Does long-term unemployment hurt a person’s chance of returning to the work force? According to a 2012 analysis by the U.S. Congressional Budget Office, long-term unemployment may “produce a self-perpetuating cycle wherein protracted spells of unemployment heighten employer’s reluctance to hire those individuals, which in turn leads to even longer spells of joblessness.” But despite widespread concern about this cycle of long-term unemployment, it has been difficult to credibly establish whether this challenge actually exists.
In response, Kory Kroft (University of Toronto), Fabian Lange (McGill University) and J-PAL affiliate Matthew Notowidigdo (now at Northwestern University) conducted a randomized evaluation testing the impact of the length of job applicants’ unemployment spells on firms’ callback decisions. Using a major online job board in the United States, the researchers sent roughly 12,000 fictitious resumes with randomly varied employment statuses and unemployment spells to 3,000 job openings—four resumes per job. For each job, researchers constructed two high-quality resumes and two low-quality resumes.
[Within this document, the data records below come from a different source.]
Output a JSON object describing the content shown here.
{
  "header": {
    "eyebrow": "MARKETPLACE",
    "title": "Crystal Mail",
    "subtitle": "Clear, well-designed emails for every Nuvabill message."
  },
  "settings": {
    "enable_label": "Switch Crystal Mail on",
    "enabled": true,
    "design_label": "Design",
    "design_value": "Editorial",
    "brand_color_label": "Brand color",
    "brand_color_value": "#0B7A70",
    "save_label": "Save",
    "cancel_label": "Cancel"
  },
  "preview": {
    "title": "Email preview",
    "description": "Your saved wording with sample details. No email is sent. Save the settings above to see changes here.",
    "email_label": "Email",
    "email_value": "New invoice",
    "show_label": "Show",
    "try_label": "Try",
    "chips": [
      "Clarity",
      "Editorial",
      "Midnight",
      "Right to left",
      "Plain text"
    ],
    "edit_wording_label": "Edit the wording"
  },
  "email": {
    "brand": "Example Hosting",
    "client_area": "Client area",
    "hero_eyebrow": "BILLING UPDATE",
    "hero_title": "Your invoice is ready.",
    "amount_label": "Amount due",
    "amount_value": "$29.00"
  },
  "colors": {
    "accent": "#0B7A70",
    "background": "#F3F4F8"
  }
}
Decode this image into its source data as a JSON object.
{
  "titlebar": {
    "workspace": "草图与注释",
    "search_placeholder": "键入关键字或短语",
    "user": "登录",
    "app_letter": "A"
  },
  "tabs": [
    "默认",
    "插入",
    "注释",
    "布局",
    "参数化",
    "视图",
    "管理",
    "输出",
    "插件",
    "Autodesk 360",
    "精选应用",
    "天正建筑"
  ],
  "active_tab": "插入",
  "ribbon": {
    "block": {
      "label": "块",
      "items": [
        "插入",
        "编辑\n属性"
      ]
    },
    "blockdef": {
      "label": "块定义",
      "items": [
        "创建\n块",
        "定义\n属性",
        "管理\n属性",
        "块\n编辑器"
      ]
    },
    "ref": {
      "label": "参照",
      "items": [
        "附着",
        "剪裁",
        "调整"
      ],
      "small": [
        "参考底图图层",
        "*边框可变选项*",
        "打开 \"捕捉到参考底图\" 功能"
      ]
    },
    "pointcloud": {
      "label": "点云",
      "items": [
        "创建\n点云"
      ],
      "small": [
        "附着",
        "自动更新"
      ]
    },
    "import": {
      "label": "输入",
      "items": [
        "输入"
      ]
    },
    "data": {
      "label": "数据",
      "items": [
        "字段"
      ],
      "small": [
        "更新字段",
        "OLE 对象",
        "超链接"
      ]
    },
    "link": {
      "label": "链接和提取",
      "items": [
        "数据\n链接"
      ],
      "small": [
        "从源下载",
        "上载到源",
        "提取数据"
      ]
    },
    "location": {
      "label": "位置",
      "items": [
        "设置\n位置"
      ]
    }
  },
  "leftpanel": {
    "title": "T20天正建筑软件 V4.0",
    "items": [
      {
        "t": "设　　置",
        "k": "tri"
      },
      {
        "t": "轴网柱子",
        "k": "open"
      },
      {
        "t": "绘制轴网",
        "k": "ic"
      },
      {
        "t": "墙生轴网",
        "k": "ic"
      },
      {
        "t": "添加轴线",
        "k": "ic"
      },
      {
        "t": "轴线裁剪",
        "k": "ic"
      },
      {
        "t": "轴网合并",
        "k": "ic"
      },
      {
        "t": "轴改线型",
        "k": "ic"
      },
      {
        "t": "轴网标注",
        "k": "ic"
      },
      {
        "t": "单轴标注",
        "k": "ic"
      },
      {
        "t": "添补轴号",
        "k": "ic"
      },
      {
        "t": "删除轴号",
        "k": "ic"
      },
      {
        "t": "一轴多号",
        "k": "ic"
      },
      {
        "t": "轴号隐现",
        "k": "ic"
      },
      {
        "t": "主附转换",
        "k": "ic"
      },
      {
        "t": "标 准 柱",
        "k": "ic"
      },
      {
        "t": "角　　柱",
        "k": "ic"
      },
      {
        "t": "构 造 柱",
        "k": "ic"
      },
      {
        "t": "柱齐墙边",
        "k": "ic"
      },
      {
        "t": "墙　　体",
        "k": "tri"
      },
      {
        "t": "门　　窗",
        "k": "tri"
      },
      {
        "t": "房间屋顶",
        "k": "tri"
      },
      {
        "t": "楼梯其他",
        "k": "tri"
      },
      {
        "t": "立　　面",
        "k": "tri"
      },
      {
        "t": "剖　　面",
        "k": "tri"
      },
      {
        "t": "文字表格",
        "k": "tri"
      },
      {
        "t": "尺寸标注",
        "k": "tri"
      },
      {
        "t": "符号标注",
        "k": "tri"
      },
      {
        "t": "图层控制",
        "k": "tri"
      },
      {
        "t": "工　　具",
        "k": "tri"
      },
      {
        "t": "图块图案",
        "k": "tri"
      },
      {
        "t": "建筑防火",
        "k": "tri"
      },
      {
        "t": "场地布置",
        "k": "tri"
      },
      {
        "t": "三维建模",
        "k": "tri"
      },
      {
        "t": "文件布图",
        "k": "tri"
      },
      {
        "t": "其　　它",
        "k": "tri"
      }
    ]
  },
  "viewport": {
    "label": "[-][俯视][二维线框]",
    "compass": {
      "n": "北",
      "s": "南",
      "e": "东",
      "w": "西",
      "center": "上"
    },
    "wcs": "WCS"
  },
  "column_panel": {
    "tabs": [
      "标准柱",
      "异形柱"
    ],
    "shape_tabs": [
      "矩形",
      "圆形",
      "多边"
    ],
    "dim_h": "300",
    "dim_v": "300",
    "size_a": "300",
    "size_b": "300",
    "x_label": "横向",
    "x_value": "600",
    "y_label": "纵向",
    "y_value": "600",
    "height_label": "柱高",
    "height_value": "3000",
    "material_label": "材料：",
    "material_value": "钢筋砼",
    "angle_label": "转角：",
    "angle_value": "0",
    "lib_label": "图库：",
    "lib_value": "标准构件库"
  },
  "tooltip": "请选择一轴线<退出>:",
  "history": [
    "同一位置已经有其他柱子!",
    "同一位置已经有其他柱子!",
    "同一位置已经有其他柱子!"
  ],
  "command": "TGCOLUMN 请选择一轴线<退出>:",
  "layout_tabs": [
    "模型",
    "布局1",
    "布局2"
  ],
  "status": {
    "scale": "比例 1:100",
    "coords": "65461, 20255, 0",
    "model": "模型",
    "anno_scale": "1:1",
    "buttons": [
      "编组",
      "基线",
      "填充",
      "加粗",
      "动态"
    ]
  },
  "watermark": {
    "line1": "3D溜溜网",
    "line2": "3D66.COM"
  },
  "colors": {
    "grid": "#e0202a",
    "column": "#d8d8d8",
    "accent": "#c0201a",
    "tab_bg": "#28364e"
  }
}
Researchers also randomly assigned each resume’s employment status and, if unemployed, the length of the current unemployment spell. By randomly varying employment characteristics across high and low-quality resumes, researchers were able to isolate the effect of unemployment spells on firms’ callback decisions.
Overall, the evidence from this study demonstrates that longer unemployment spells reduced interview callbacks, potentially because employers consider long unemployment to be an indicator of low worker quality. Over the first eight months of an unemployment spell, the likelihood of receiving a callback from employers sharply declined the longer an applicant had been unemployed. Past eight months, more time spent out of the workforce did not continue to reduce callbacks. In addition, researchers found that this effect was stronger in a tight local labor market where fewer workers were likely to be unemployed and among young job seekers with limited experience. Future research is needed to examine how duration dependence affects older job seekers.
Study Cited: Kroft, Kory, Fabian Lange, and Matthew J. Notowidigdo. 2013. “Duration Dependence and Labor Market Conditions: Evidence from a Field Experiment.” The Quarterly Journal of Economics 128: 1123-67.